Home care. Home care should include an enzyme cleanser for natural exfoliation, a moisturizing and antioxidant-rich sunscreen for protection in the morning, and an antioxidant-rich moisturizer for overnight. The home care treatment product for the eyes should contain antioxidants and be moisturizing in the evening. A gentle scrub one time per week will keep the keratin normalized and allow for the penetration of ingredients.
Start this client on mineral makeup now and provide education about the damage the sun can do to the skin throughout time.
A hint of fine lines around eyes, only in movement areas; firm skin with good elasticity. This client’s skin is still in great shape, but it is not as bright and supple as Grade 0 skin. The treatment principle is still prevention, but it is very important to keep the skin in its current condition. Only light exfoliation is needed, not aggressive treatments.

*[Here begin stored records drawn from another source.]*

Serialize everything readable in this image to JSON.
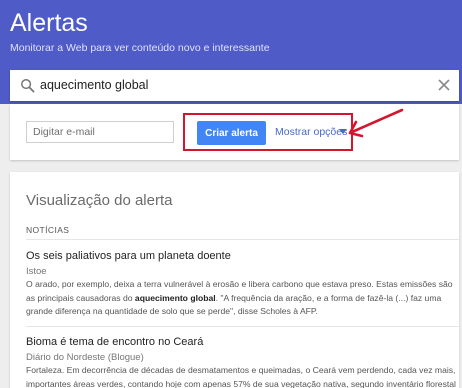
{
  "header": {
    "title": "Alertas",
    "subtitle": "Monitorar a Web para ver conteúdo novo e interessante"
  },
  "search": {
    "query": "aquecimento global"
  },
  "options": {
    "email_placeholder": "Digitar e-mail",
    "create_label": "Criar alerta",
    "show_options_label": "Mostrar opções"
  },
  "preview": {
    "title": "Visualização do alerta",
    "section_label": "NOTÍCIAS",
    "articles": [
      {
        "title": "Os seis paliativos para um planeta doente",
        "source": "Istoe",
        "snippet_a": "O arado, por exemplo, deixa a terra vulnerável à erosão e libera carbono que estava preso. Estas emissões são as principais causadoras do ",
        "snippet_bold": "aquecimento global",
        "snippet_b": ". \"A frequência da aração, e a forma de fazê-la (...) faz uma grande diferença na quantidade de solo que se perde\", disse Scholes à AFP."
      },
      {
        "title": "Bioma é tema de encontro no Ceará",
        "source": "Diário do Nordeste (Blogue)",
        "snippet_a": "Fortaleza. Em decorrência de décadas de desmatamentos e queimadas, o Ceará vem perdendo, cada vez mais, importantes áreas verdes, contando hoje com apenas 57% de sua vegetação nativa, segundo inventário florestal",
        "snippet_bold": "",
        "snippet_b": ""
      }
    ]
  },
  "colors": {
    "header_bg": "#4f5bc6",
    "primary_button": "#4285f4",
    "link": "#4969c8",
    "annotation": "#d3162e"
  }
}
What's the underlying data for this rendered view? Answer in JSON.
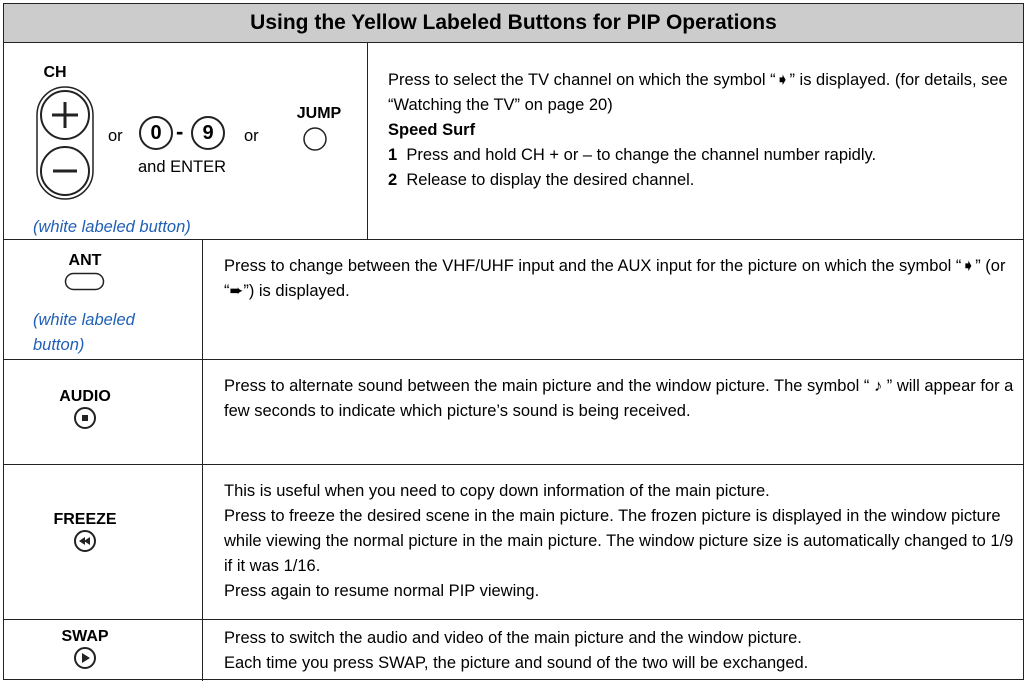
{
  "header": {
    "title": "Using the Yellow Labeled Buttons for PIP Operations"
  },
  "ch_row": {
    "ch_label": "CH",
    "plus_symbol": "+",
    "minus_symbol": "–",
    "or1": "or",
    "digit0": "0",
    "dash": "-",
    "digit9": "9",
    "or2": "or",
    "and_enter": "and ENTER",
    "jump_label": "JUMP",
    "note": "(white labeled button)",
    "desc_line1": "Press to select the TV channel on which the symbol “➧” is displayed. (for details, see “Watching the TV” on page 20)",
    "speed_surf_title": "Speed Surf",
    "step1_num": "1",
    "step1_text": "Press and hold CH + or – to change the channel number rapidly.",
    "step2_num": "2",
    "step2_text": "Release to display the desired channel."
  },
  "ant_row": {
    "label": "ANT",
    "note": "(white labeled button)",
    "desc": "Press to change between the VHF/UHF input and the AUX input for the picture on which the symbol “➧” (or “➨”) is displayed."
  },
  "audio_row": {
    "label": "AUDIO",
    "desc": "Press to alternate sound between the main picture and the window picture. The symbol “ ♪ ” will appear for a few seconds to indicate which picture’s sound is being received."
  },
  "freeze_row": {
    "label": "FREEZE",
    "desc_lines": [
      "This is useful when you need to copy down information of the main picture.",
      "Press to freeze the desired scene in the main picture. The frozen picture is displayed in the window picture while viewing the normal picture in the main picture.  The window picture size is automatically changed to 1/9 if it was 1/16.",
      "Press again to resume normal PIP viewing."
    ]
  },
  "swap_row": {
    "label": "SWAP",
    "desc_lines": [
      "Press to switch the audio and video of the main picture and the window picture.",
      "Each time you press SWAP, the picture and sound of the two will be exchanged."
    ]
  },
  "icons": {
    "audio_button": "square-stop-button-icon",
    "freeze_button": "rewind-button-icon",
    "swap_button": "play-button-icon",
    "ant_button": "oval-button-icon",
    "jump_button": "round-button-icon"
  },
  "colors": {
    "header_bg": "#cccccc",
    "note_blue": "#1f5fb5"
  }
}
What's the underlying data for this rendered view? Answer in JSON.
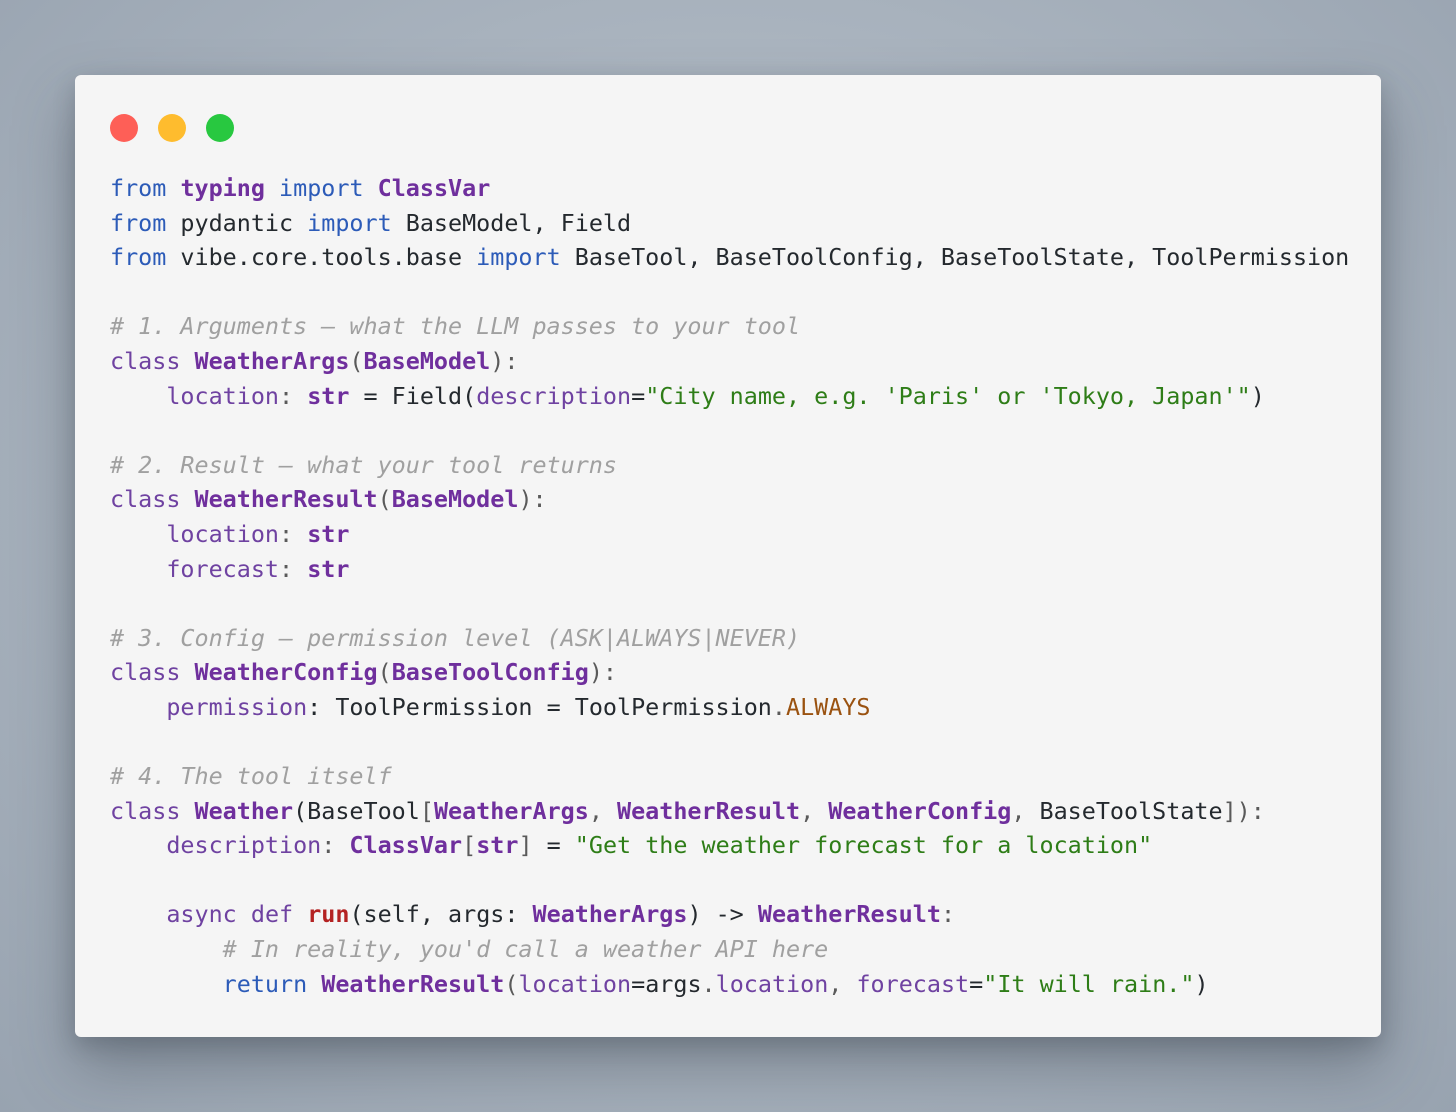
{
  "window": {
    "controls": {
      "close_color": "#fe5f57",
      "minimize_color": "#febc2e",
      "maximize_color": "#28c840"
    }
  },
  "code": {
    "language": "python",
    "imports": [
      {
        "t1": "from",
        "t2": " ",
        "t3": "typing",
        "t4": " ",
        "t5": "import",
        "t6": " ",
        "t7": "ClassVar"
      },
      {
        "t1": "from",
        "t2": " pydantic ",
        "t3": "import",
        "t4": " BaseModel, Field"
      },
      {
        "t1": "from",
        "t2": " vibe.core.tools.base ",
        "t3": "import",
        "t4": " BaseTool, BaseToolConfig, BaseToolState, ToolPermission"
      }
    ],
    "section1": {
      "comment": "# 1. Arguments – what the LLM passes to your tool",
      "class_kw": "class",
      "class_name": "WeatherArgs",
      "base": "BaseModel",
      "field_name": "location",
      "field_type": "str",
      "eq": " = Field(",
      "param": "description",
      "param_eq": "=",
      "value": "\"City name, e.g. 'Paris' or 'Tokyo, Japan'\"",
      "close": ")"
    },
    "section2": {
      "comment": "# 2. Result – what your tool returns",
      "class_kw": "class",
      "class_name": "WeatherResult",
      "base": "BaseModel",
      "fields": [
        {
          "name": "location",
          "type": "str"
        },
        {
          "name": "forecast",
          "type": "str"
        }
      ]
    },
    "section3": {
      "comment": "# 3. Config – permission level (ASK|ALWAYS|NEVER)",
      "class_kw": "class",
      "class_name": "WeatherConfig",
      "base": "BaseToolConfig",
      "field_name": "permission",
      "rest": ": ToolPermission = ToolPermission",
      "dot": ".",
      "const": "ALWAYS"
    },
    "section4": {
      "comment": "# 4. The tool itself",
      "class_kw": "class",
      "class_name": "Weather",
      "base_open": "(BaseTool",
      "generic_args": [
        "WeatherArgs",
        "WeatherResult",
        "WeatherConfig"
      ],
      "generic_tail": "BaseToolState",
      "close": "]):",
      "desc_name": "description",
      "desc_type": "ClassVar",
      "desc_inner": "str",
      "desc_value": "\"Get the weather forecast for a location\"",
      "async_kw": "async",
      "def_kw": "def",
      "fn_name": "run",
      "params": "(self, args: ",
      "arg_type": "WeatherArgs",
      "arrow": ") -> ",
      "ret_type": "WeatherResult",
      "inner_comment": "# In reality, you'd call a weather API here",
      "return_kw": "return",
      "return_class": "WeatherResult",
      "return_open": "(",
      "return_param1": "location",
      "return_val1": "=args",
      "return_dot": ".",
      "return_attr": "location",
      "return_sep": ", ",
      "return_param2": "forecast",
      "return_eq2": "=",
      "return_str": "\"It will rain.\"",
      "return_close": ")"
    }
  }
}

Professional care. Professional care for these clients includes facials full of antioxidants and hyaluronic acid, a master moisturizing ingredient. Vitamin C treatments should be used, as well as hydrating masks to maintain balance and optimal skin health. A low percentage acid resurfacer every three to four months (20–30% lactic acid at a 3.0 pH), or a light microdermabrasion to encourage glow and good cell turnover can also be performed, as long as there is no irritation or adverse effects. Higher acid resurfacing treatments are unnecessary at this grade and should be saved for when the client truly needs a stronger professional treatment program.